- Slow or non-healing wounds: If a wound shows little to no progress in healing within a reasonable timeframe, despite appropriate general wound care, it is crucial to seek specialized evaluation and treatment.
- Chronic wounds: Wounds that persist for an extended period, typically beyond six weeks, are considered chronic wounds. These wounds often require advanced wound care interventions to promote healing.
- Complicated wounds: Complex wounds, such as those with underlying infections, extensive tissue damage, or exposed bones or tendons, necessitate the expertise of a wound care specialist to prevent further complications.

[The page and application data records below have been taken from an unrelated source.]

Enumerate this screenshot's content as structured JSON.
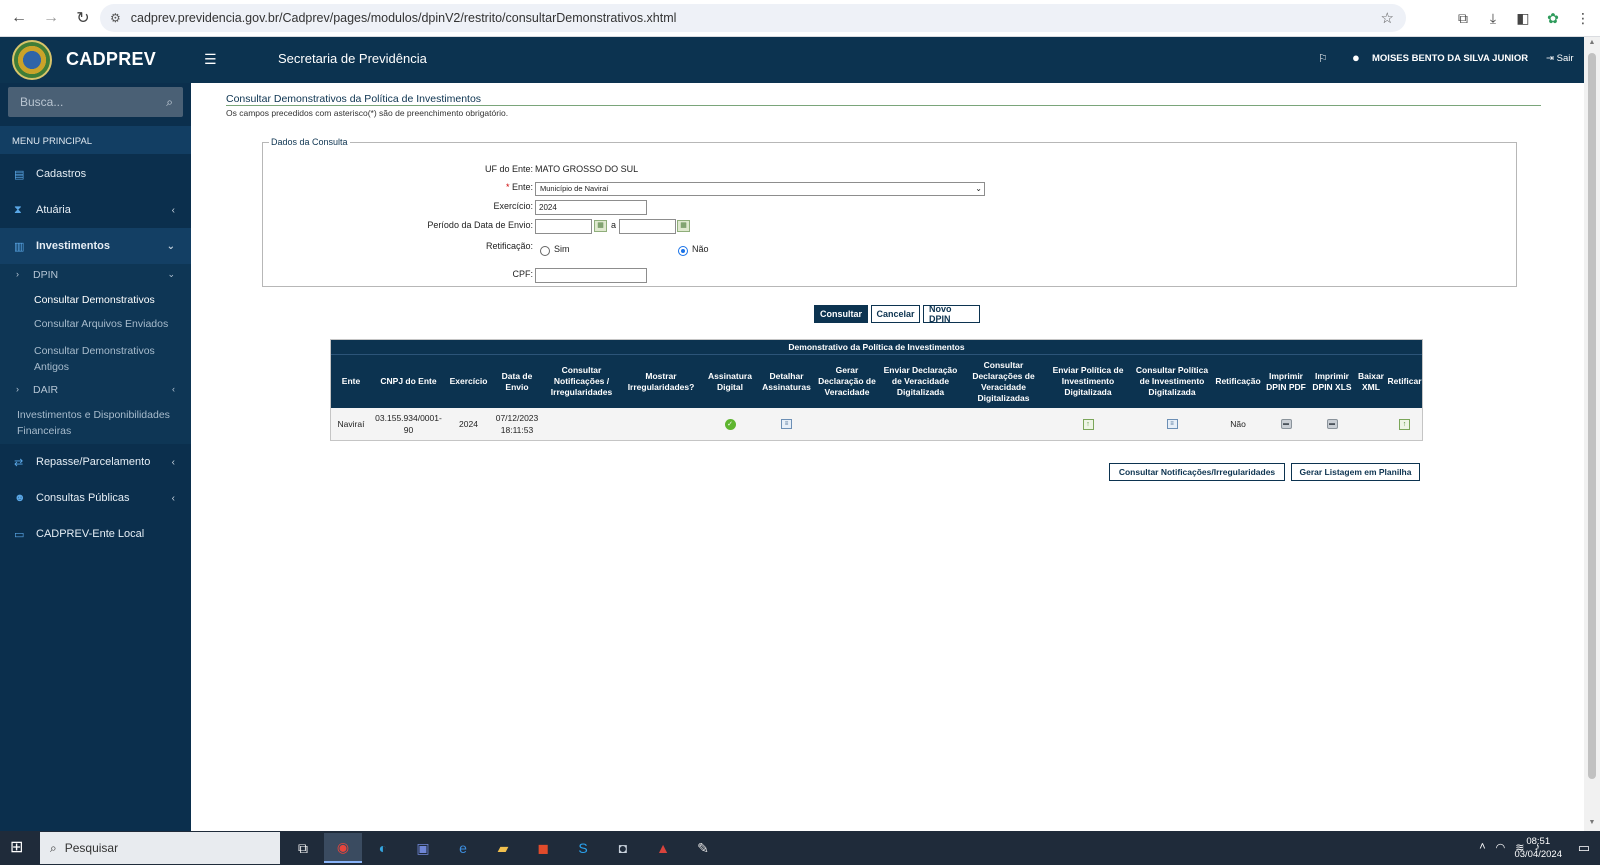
{
  "browser": {
    "url": "cadprev.previdencia.gov.br/Cadprev/pages/modulos/dpinV2/restrito/consultarDemonstrativos.xhtml"
  },
  "header": {
    "app_name": "CADPREV",
    "section_title": "Secretaria de Previdência",
    "user_name": "MOISES BENTO DA SILVA JUNIOR",
    "logout_label": "Sair"
  },
  "sidebar": {
    "search_placeholder": "Busca...",
    "menu_heading": "MENU PRINCIPAL",
    "items": [
      {
        "label": "Cadastros",
        "icon": "file-icon"
      },
      {
        "label": "Atuária",
        "icon": "hourglass-icon"
      },
      {
        "label": "Investimentos",
        "icon": "bar-chart-icon"
      },
      {
        "label": "Repasse/Parcelamento",
        "icon": "exchange-icon"
      },
      {
        "label": "Consultas Públicas",
        "icon": "users-icon"
      },
      {
        "label": "CADPREV-Ente Local",
        "icon": "monitor-icon"
      }
    ],
    "submenu": {
      "dpin": "DPIN",
      "dpin_items": [
        "Consultar Demonstrativos",
        "Consultar Arquivos Enviados",
        "Consultar Demonstrativos Antigos"
      ],
      "dair": "DAIR",
      "other": "Investimentos e Disponibilidades Financeiras"
    }
  },
  "page": {
    "title": "Consultar Demonstrativos da Política de Investimentos",
    "subtitle": "Os campos precedidos com asterisco(*) são de preenchimento obrigatório."
  },
  "form": {
    "legend": "Dados da Consulta",
    "uf_label": "UF do Ente:",
    "uf_value": "MATO GROSSO DO SUL",
    "ente_label": "Ente:",
    "ente_required": "*",
    "ente_value": "Município de Naviraí",
    "exercicio_label": "Exercício:",
    "exercicio_value": "2024",
    "periodo_label": "Período da Data de Envio:",
    "periodo_sep": "a",
    "retificacao_label": "Retificação:",
    "retificacao_sim": "Sim",
    "retificacao_nao": "Não",
    "retificacao_selected": "Não",
    "cpf_label": "CPF:"
  },
  "actions": {
    "consultar": "Consultar",
    "cancelar": "Cancelar",
    "novo_dpin": "Novo DPIN",
    "consultar_notificacoes": "Consultar Notificações/Irregularidades",
    "gerar_listagem": "Gerar Listagem em Planilha"
  },
  "table": {
    "caption": "Demonstrativo da Política de Investimentos",
    "columns": [
      "Ente",
      "CNPJ do Ente",
      "Exercício",
      "Data de Envio",
      "Consultar Notificações / Irregularidades",
      "Mostrar Irregularidades?",
      "Assinatura Digital",
      "Detalhar Assinaturas",
      "Gerar Declaração de Veracidade",
      "Enviar Declaração de Veracidade Digitalizada",
      "Consultar Declarações de Veracidade Digitalizadas",
      "Enviar Política de Investimento Digitalizada",
      "Consultar Política de Investimento Digitalizada",
      "Retificação",
      "Imprimir DPIN PDF",
      "Imprimir DPIN XLS",
      "Baixar XML",
      "Retificar"
    ],
    "rows": [
      {
        "ente": "Naviraí",
        "cnpj": "03.155.934/0001-90",
        "exercicio": "2024",
        "data_envio": "07/12/2023 18:11:53",
        "retificacao": "Não"
      }
    ]
  },
  "taskbar": {
    "search_label": "Pesquisar",
    "time": "08:51",
    "date": "03/04/2024"
  }
}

- Wounds with signs of infection: Infections can impede healing and pose serious health risks. If you observe any of the following symptoms of infection, it is crucial to seek medical attention promptly. Signs of infection might include increased redness, warmth, or swelling around the wound, worsening or foul-smelling discharge or pus, persistent or increasing pain at the wound site, or the development of fever or chills.
- Underlying health conditions: Individuals with underlying health conditions such as diabetes, peripheral vascular disease, or immune system disorders may experience impaired wound healing. In such cases, consulting a wound care specialist is advisable to manage the unique challenges associated with these conditions.
- Surgical wounds requiring specialized care: Certain surgical wounds, especially those at risk of complications, may benefit from specialized wound care to ensure proper healing and minimize the risk of infection.
By recognizing these indicators, you can make an informed decision about when to seek the expertise of a wound care specialist. Timely intervention by a qualified professional can significantly improve outcomes and facilitate healing.
Heal Faster with Advanced Wound Treatment at The Advanced Wound Care Clinic at Surgical Clinic in Middle Tennessee
If you have a wound that won’t heal or concerns you, contact one of our offices in Nashville at Centennial Medical Center or Summit Medical Center. Our advanced wound care clinic, led by Dr. Gregory Neal, MD, has everything you need to address the challenges associated with chronic or complex wounds.
By providing targeted interventions, creating an ideal healing environment, and utilizing specialized expertise, the advanced wound care clinic at The Surgical Clinic can significantly improve healing outcomes and contribute to the overall well-being of individuals with chronic wounds.